[[ PROVIDED RECORDS, beginning ]]
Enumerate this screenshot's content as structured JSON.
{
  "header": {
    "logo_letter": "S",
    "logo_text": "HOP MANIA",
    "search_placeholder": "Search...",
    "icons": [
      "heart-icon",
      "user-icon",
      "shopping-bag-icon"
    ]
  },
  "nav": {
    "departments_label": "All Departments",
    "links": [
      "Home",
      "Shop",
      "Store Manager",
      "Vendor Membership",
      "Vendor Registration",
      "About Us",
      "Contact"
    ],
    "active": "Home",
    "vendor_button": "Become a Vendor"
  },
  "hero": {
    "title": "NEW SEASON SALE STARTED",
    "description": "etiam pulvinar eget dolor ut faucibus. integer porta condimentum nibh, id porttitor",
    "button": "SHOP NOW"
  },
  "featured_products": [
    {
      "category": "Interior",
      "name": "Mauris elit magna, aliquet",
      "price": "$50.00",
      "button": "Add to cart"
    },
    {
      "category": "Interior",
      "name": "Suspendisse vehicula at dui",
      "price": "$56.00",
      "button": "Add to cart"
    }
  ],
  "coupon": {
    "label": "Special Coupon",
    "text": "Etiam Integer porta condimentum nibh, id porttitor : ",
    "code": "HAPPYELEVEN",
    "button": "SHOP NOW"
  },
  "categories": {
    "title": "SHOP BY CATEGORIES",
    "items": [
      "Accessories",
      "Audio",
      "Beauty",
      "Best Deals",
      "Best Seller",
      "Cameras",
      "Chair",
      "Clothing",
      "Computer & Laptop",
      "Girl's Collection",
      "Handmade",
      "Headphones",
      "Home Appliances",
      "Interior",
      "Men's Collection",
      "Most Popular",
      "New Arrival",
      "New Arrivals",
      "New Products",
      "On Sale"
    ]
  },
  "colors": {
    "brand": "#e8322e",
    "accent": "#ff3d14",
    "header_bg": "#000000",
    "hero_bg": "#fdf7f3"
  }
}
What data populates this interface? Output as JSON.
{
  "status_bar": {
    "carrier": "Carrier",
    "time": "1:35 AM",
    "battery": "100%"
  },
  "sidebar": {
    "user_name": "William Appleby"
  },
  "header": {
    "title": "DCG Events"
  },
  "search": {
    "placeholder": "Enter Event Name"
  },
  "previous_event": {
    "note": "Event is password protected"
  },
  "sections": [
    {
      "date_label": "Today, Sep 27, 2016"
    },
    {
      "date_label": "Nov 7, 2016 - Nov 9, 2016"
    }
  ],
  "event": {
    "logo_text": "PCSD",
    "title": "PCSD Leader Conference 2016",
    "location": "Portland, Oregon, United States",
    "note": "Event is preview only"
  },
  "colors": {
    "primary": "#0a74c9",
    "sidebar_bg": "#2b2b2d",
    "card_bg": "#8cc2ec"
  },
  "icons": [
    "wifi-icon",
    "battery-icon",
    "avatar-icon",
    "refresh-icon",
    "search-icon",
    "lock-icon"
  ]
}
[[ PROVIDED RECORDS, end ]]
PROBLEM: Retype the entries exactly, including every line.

PROBLEM SOLUTION:
Enumerate this screenshot's content as structured JSON.
{
  "header": {
    "logo_letter": "S",
    "logo_text": "HOP MANIA",
    "search_placeholder": "Search...",
    "icons": [
      "heart-icon",
      "user-icon",
      "shopping-bag-icon"
    ]
  },
  "nav": {
    "departments_label": "All Departments",
    "links": [
      "Home",
      "Shop",
      "Store Manager",
      "Vendor Membership",
      "Vendor Registration",
      "About Us",
      "Contact"
    ],
    "active": "Home",
    "vendor_button": "Become a Vendor"
  },
  "hero": {
    "title": "NEW SEASON SALE STARTED",
    "description": "etiam pulvinar eget dolor ut faucibus. integer porta condimentum nibh, id porttitor",
    "button": "SHOP NOW"
  },
  "featured_products": [
    {
      "category": "Interior",
      "name": "Mauris elit magna, aliquet",
      "price": "$50.00",
      "button": "Add to cart"
    },
    {
      "category": "Interior",
      "name": "Suspendisse vehicula at dui",
      "price": "$56.00",
      "button": "Add to cart"
    }
  ],
  "coupon": {
    "label": "Special Coupon",
    "text": "Etiam Integer porta condimentum nibh, id porttitor : ",
    "code": "HAPPYELEVEN",
    "button": "SHOP NOW"
  },
  "categories": {
    "title": "SHOP BY CATEGORIES",
    "items": [
      "Accessories",
      "Audio",
      "Beauty",
      "Best Deals",
      "Best Seller",
      "Cameras",
      "Chair",
      "Clothing",
      "Computer & Laptop",
      "Girl's Collection",
      "Handmade",
      "Headphones",
      "Home Appliances",
      "Interior",
      "Men's Collection",
      "Most Popular",
      "New Arrival",
      "New Arrivals",
      "New Products",
      "On Sale"
    ]
  },
  "colors": {
    "brand": "#e8322e",
    "accent": "#ff3d14",
    "header_bg": "#000000",
    "hero_bg": "#fdf7f3"
  }
}
What data populates this interface? Output as JSON.
{
  "status_bar": {
    "carrier": "Carrier",
    "time": "1:35 AM",
    "battery": "100%"
  },
  "sidebar": {
    "user_name": "William Appleby"
  },
  "header": {
    "title": "DCG Events"
  },
  "search": {
    "placeholder": "Enter Event Name"
  },
  "previous_event": {
    "note": "Event is password protected"
  },
  "sections": [
    {
      "date_label": "Today, Sep 27, 2016"
    },
    {
      "date_label": "Nov 7, 2016 - Nov 9, 2016"
    }
  ],
  "event": {
    "logo_text": "PCSD",
    "title": "PCSD Leader Conference 2016",
    "location": "Portland, Oregon, United States",
    "note": "Event is preview only"
  },
  "colors": {
    "primary": "#0a74c9",
    "sidebar_bg": "#2b2b2d",
    "card_bg": "#8cc2ec"
  },
  "icons": [
    "wifi-icon",
    "battery-icon",
    "avatar-icon",
    "refresh-icon",
    "search-icon",
    "lock-icon"
  ]
}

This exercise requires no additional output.